– Number of people employed in fisheries and aquaculture (2016): 59.6 million
1. Percentage of those who are women: 14 percent
2. Region with the most fishers and fish farmers: Asia (85 percent of the total)
– Number of fishing vessels on the planet (2016): 4.6 million
1. Largest fleet by region: Asia (3.3 million vessels, or 75 percent of the global fleet)
– Percent of global fish production that enters international trade (2016): 35 percent
– Value of fish production exports (2016): US $143 billion
– Net export revenues for developing countries (US $37 billion) exceeds revenues from their exports of meat, tobacco, rice and sugar combined (2016)
– World’s largest fish producer and exporter (2016): China
– World’s largest consumer market of fish and fish products (2016): 1. The European Union. 2. The United States 3. Japan
– Most unsustainable fisheries (2016): Mediterranean and Black Sea (62.2 percent overfished stocks), the Southeast Pacific (61.5 percent), Southwest Atlantic (58.8 percent)

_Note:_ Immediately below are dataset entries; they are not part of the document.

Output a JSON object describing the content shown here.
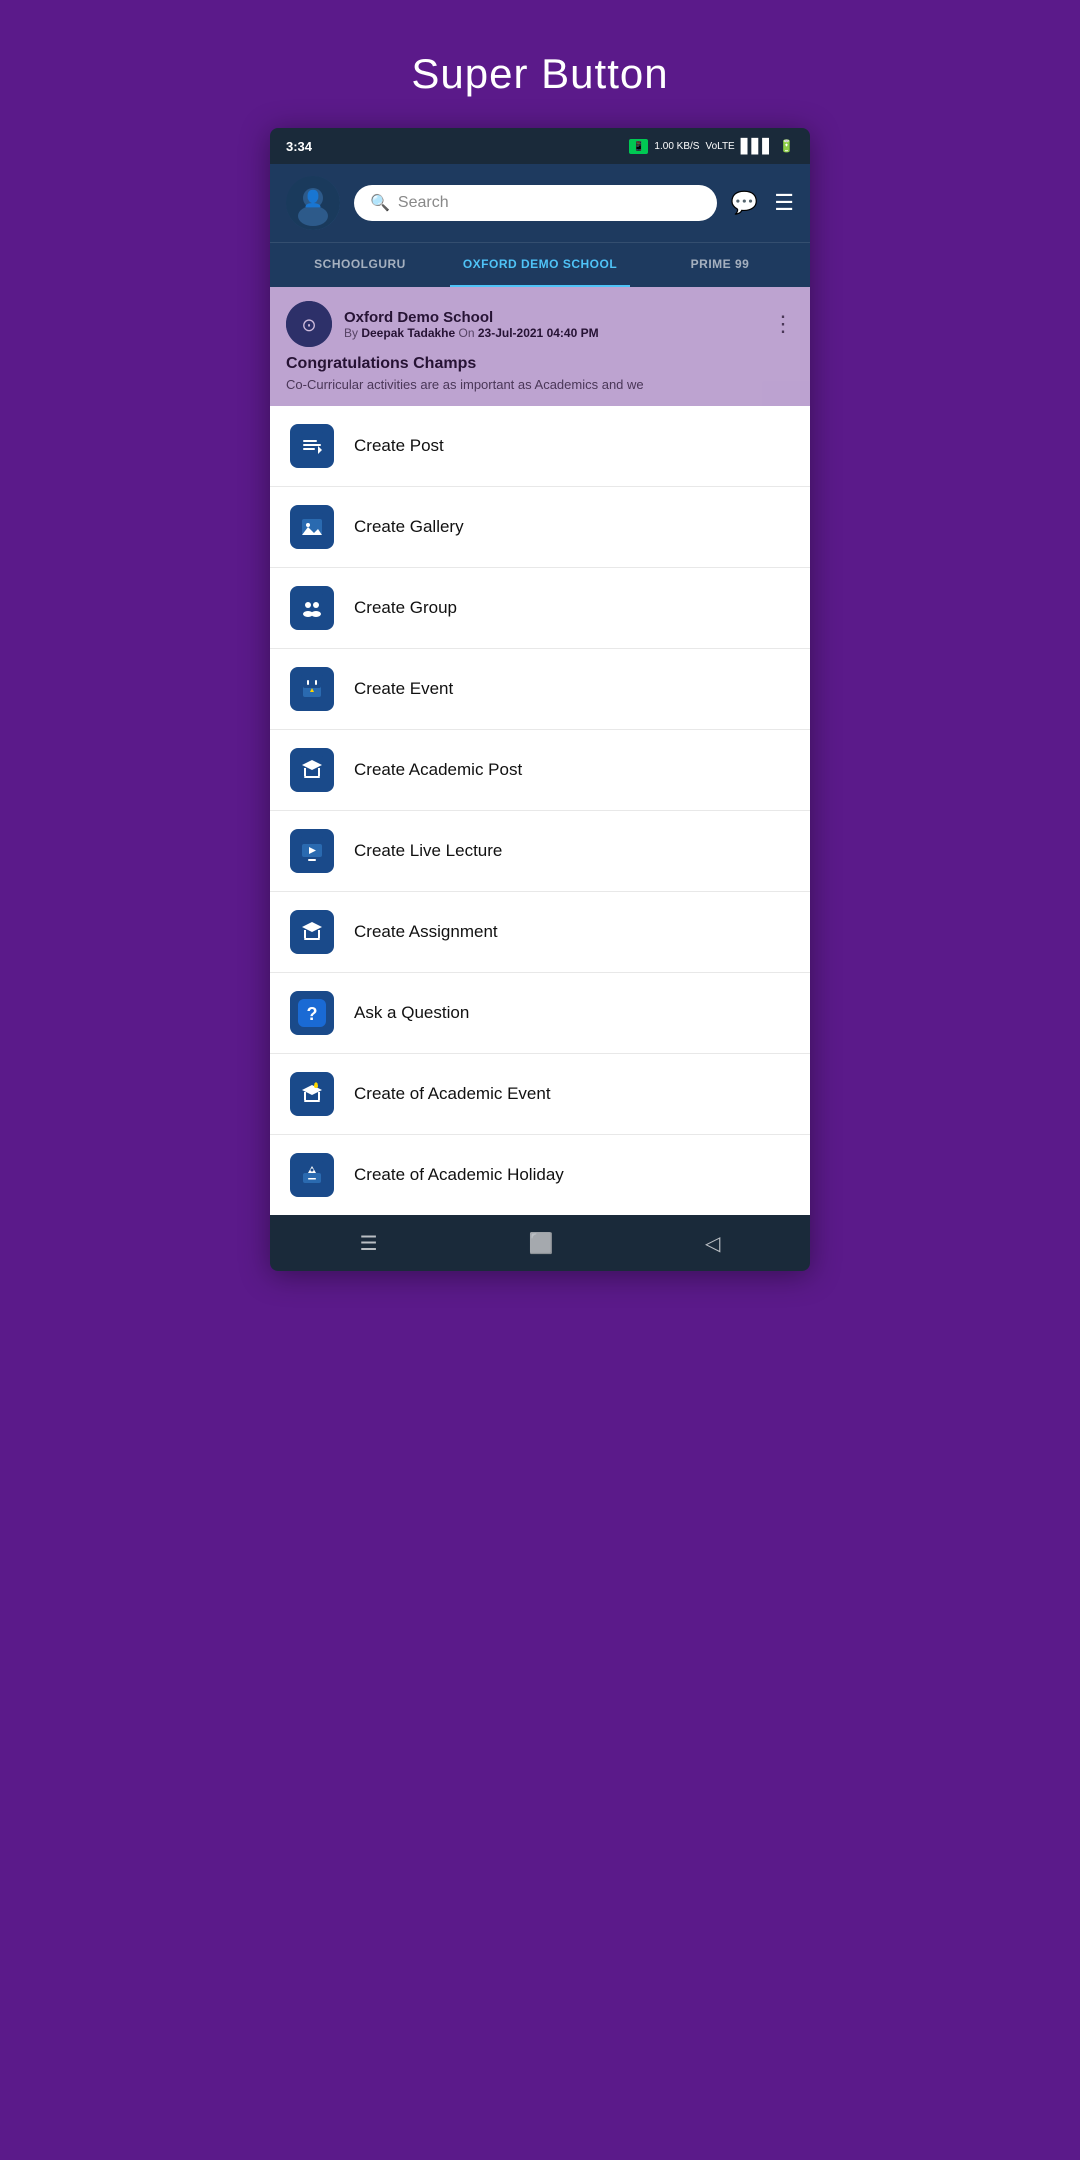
{
  "page": {
    "title": "Super Button"
  },
  "status_bar": {
    "time": "3:34",
    "network": "1.00 KB/S",
    "network_type": "VoLTE",
    "signal": "4G",
    "battery": "4"
  },
  "header": {
    "search_placeholder": "Search",
    "search_text": "Search"
  },
  "tabs": [
    {
      "label": "SCHOOLGURU",
      "active": false
    },
    {
      "label": "OXFORD DEMO SCHOOL",
      "active": true
    },
    {
      "label": "PRIME 99",
      "active": false
    }
  ],
  "post": {
    "school_name": "Oxford Demo School",
    "author": "Deepak Tadakhe",
    "date": "23-Jul-2021 04:40 PM",
    "title": "Congratulations Champs",
    "body": "Co-Curricular activities are as important as Academics and we"
  },
  "menu_items": [
    {
      "id": "create-post",
      "label": "Create Post",
      "icon": "📝"
    },
    {
      "id": "create-gallery",
      "label": "Create Gallery",
      "icon": "🖼"
    },
    {
      "id": "create-group",
      "label": "Create Group",
      "icon": "👥"
    },
    {
      "id": "create-event",
      "label": "Create Event",
      "icon": "📅"
    },
    {
      "id": "create-academic-post",
      "label": "Create Academic Post",
      "icon": "🎓"
    },
    {
      "id": "create-live-lecture",
      "label": "Create Live Lecture",
      "icon": "📺"
    },
    {
      "id": "create-assignment",
      "label": "Create Assignment",
      "icon": "🎓"
    },
    {
      "id": "ask-question",
      "label": "Ask a Question",
      "icon": "❓"
    },
    {
      "id": "create-academic-event",
      "label": "Create of Academic Event",
      "icon": "🎓"
    },
    {
      "id": "create-academic-holiday",
      "label": "Create of Academic Holiday",
      "icon": "📚"
    }
  ]
}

– Most sustainable fisheries (2016): Eastern Central, Western Central, NE, NW and Southwest Pacific (all <17 percent of overfished stocks)
– In per capita terms, Food Fish Consumption globally stands at 20.2 kg in 2015 and preliminary estimates for 2016 and 2017 point to further growth to about 20.3 and 20.5 kg respectively.
– In 2015, fish accounted for about 17 percent of an animal protein consumed by global population.
– Fish provided about 3.2 billion people with almost 20 percent of their average per capita intake of animal protein.
– The highest per capita fish consumption, over 50 kg, is found in several small island developing states (SIDS) particularly in Oceania.
– Fish on Rank 1 in Global Marine Capture Fish Production in 2016: Alaska pollock (34,76,149 tonnes) (where as Anchoveta and Skipjack Tuna were in 2nd and 3rd rank respectively).
– Major Species in World Aquaculture Production Wise (Finfish)(2016)
1. Grass carp (Ctenopharyngodon idellus) (11 percent contribution to the Finfish Total)
2. Silver carp (Hypopthalmichthys molitrix) (10 percent contribution to the Finfish Total)
3. Common carp (Cyprinus carpio) (08 percent contribution to the Finfish Total)
4. Nile tilapia (Oreochromis niloticus) (08 percent contribution to the Finfish Total)
5. Bighead carp (Hypopthalmichthys nobilis) (07 percent contribution to the Finfish Total)
– Major Species in World Aquaculture Production Wise (Crustaceans)(2016): Whiteleg shrimp (Penaeus vannamei) (53 percent contribution to the Crustaceans Total)